- Sufficiency of Scripture – “The sufficiency of Scripture means that Scripture contained all the words of God he intended his people to have at each stage of redemptive history, and that it now contains everything we need God to tell us for salvation, for trusting him perfectly, and for obeying him perfectly.” Wayne Grudem
- Our Submission to the Text
- The Need to Interpret Literally – always interpret literally unless it’s clear the text is not literal.
- The Need for Spirit Illumination
- The Need for Biblical Exposition and biblical preaching
- The Role of the Law – The Law shows us our sin and the depth of sin, our need for Jesus and how to grow in godliness. Basically, Galatians.
- Christ Exaltation – We are to lift Jesus up as the centerpiece and interpretive key to the whole bible…Just finished a series on that.
- Cross Centered – The bible demands we not ignore the cross, but that we highlight the work of God at the cross that justifies sinners.
- Gospel Invitation – The necessity to invite people to Jesus when the gospel is proclaimed.
Luther was passionate, happy and a wee bit salty
- Luther was full of life and had an edge to him.
Luther Insult Generator: http://ergofabulous.org/luther/

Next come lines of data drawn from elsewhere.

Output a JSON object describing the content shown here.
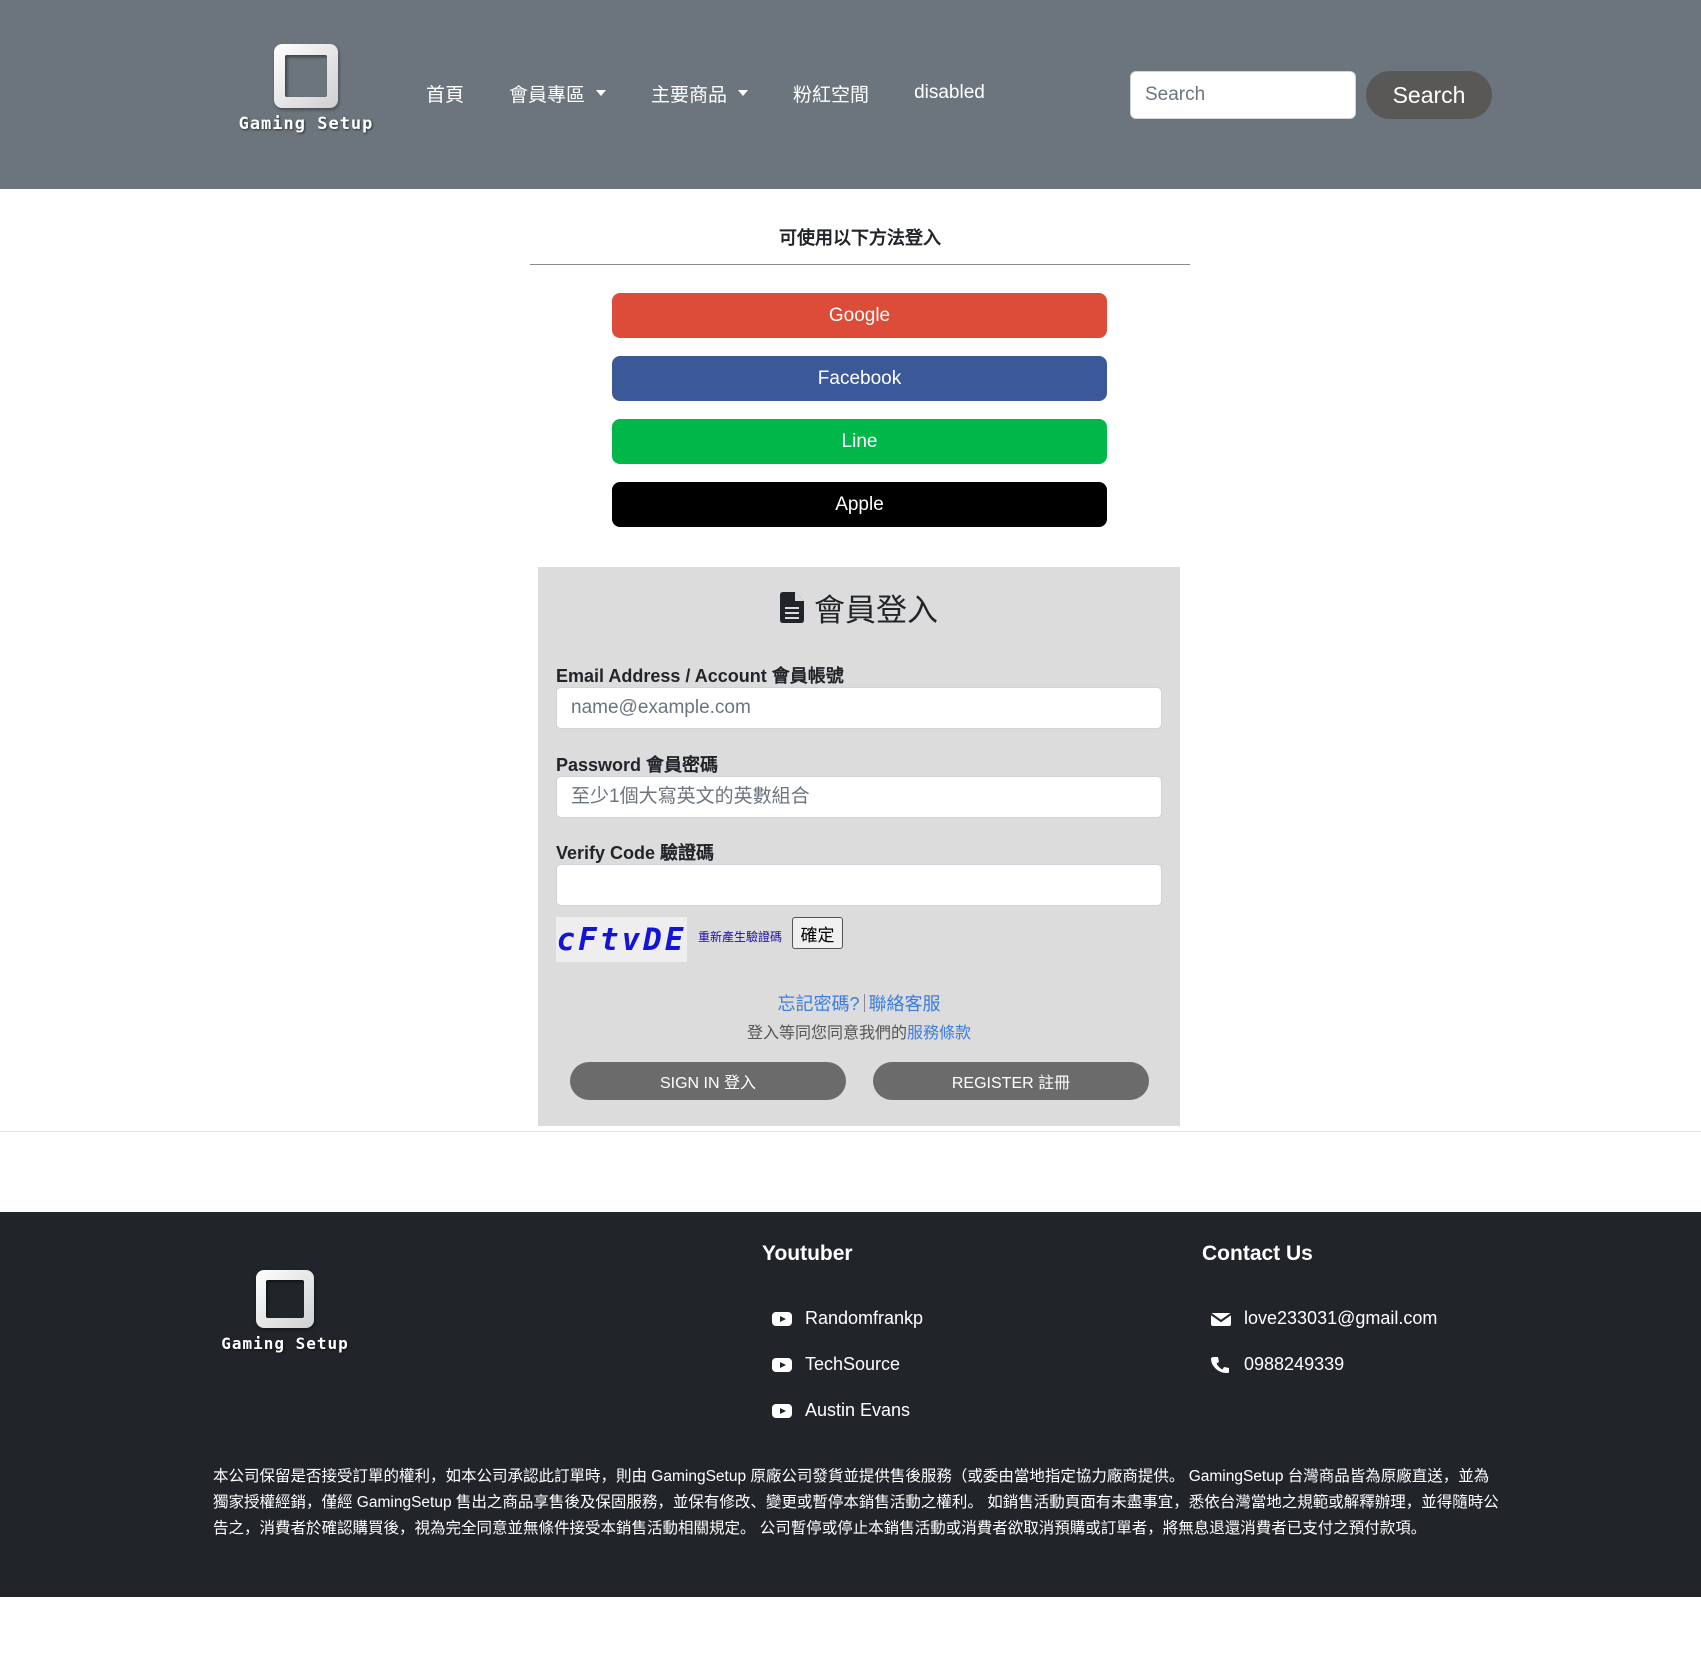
{
  "header": {
    "brand": "Gaming Setup",
    "nav": [
      {
        "label": "首頁"
      },
      {
        "label": "會員專區"
      },
      {
        "label": "主要商品"
      },
      {
        "label": "粉紅空間"
      },
      {
        "label": "disabled"
      }
    ],
    "search": {
      "placeholder": "Search",
      "button_label": "Search"
    }
  },
  "login": {
    "caption": "可使用以下方法登入",
    "social": [
      "Google",
      "Facebook",
      "Line",
      "Apple"
    ],
    "social_colors": {
      "google": "#dd4b39",
      "facebook": "#3b5998",
      "line": "#00b74a",
      "apple": "#000000"
    },
    "card": {
      "title": "會員登入",
      "email": {
        "label": "Email Address / Account 會員帳號",
        "placeholder": "name@example.com"
      },
      "password": {
        "label": "Password 會員密碼",
        "placeholder": "至少1個大寫英文的英數組合"
      },
      "verify": {
        "label": "Verify Code 驗證碼",
        "value": ""
      },
      "captcha": {
        "code": "cFtvDE",
        "refresh_label": "重新產生驗證碼",
        "confirm_label": "確定"
      },
      "forgot_label": "忘記密碼?",
      "support_label": "聯絡客服",
      "terms_prefix": "登入等同您同意我們的",
      "terms_link": "服務條款",
      "signin_label": "SIGN IN 登入",
      "register_label": "REGISTER 註冊"
    }
  },
  "footer": {
    "brand": "Gaming Setup",
    "youtuber": {
      "title": "Youtuber",
      "items": [
        "Randomfrankp",
        "TechSource",
        "Austin Evans"
      ]
    },
    "contact": {
      "title": "Contact Us",
      "email": "love233031@gmail.com",
      "phone": "0988249339"
    },
    "disclaimer": "本公司保留是否接受訂單的權利，如本公司承認此訂單時，則由 GamingSetup 原廠公司發貨並提供售後服務（或委由當地指定協力廠商提供。 GamingSetup 台灣商品皆為原廠直送，並為獨家授權經銷，僅經 GamingSetup 售出之商品享售後及保固服務，並保有修改、變更或暫停本銷售活動之權利。 如銷售活動頁面有未盡事宜，悉依台灣當地之規範或解釋辦理，並得隨時公告之，消費者於確認購買後，視為完全同意並無條件接受本銷售活動相關規定。 公司暫停或停止本銷售活動或消費者欲取消預購或訂單者，將無息退還消費者已支付之預付款項。"
  },
  "colors": {
    "navbar": "#6c757d",
    "footer": "#212529",
    "link": "#3b7ddd",
    "card": "#dcdcdc"
  }
}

- Luther’s passion for righteousness, being right, and honoring God led him to prophetically speak to his culture, his time in history and the people around him.
- Luther sharpened those around him with his knowledge of the word and his passion for it.
- Luther was happy. His home was happy and full of laughter.
- Luther and Katherine made lots of beer. True story. They were craft brewers before craft brewing was cool.
What can we imitate from Luther’s life?
- Love God’s word and sow it abundantly.
- Be passionate about God’s glory, serving God’s people and giving your life away for the kingdom.
- Know your culture, time in history and speak to it from God’s perspective.
- Laugh, and be happy in Christ, hear him and obey him and enjoy his goodness.
 Parenthesis mine.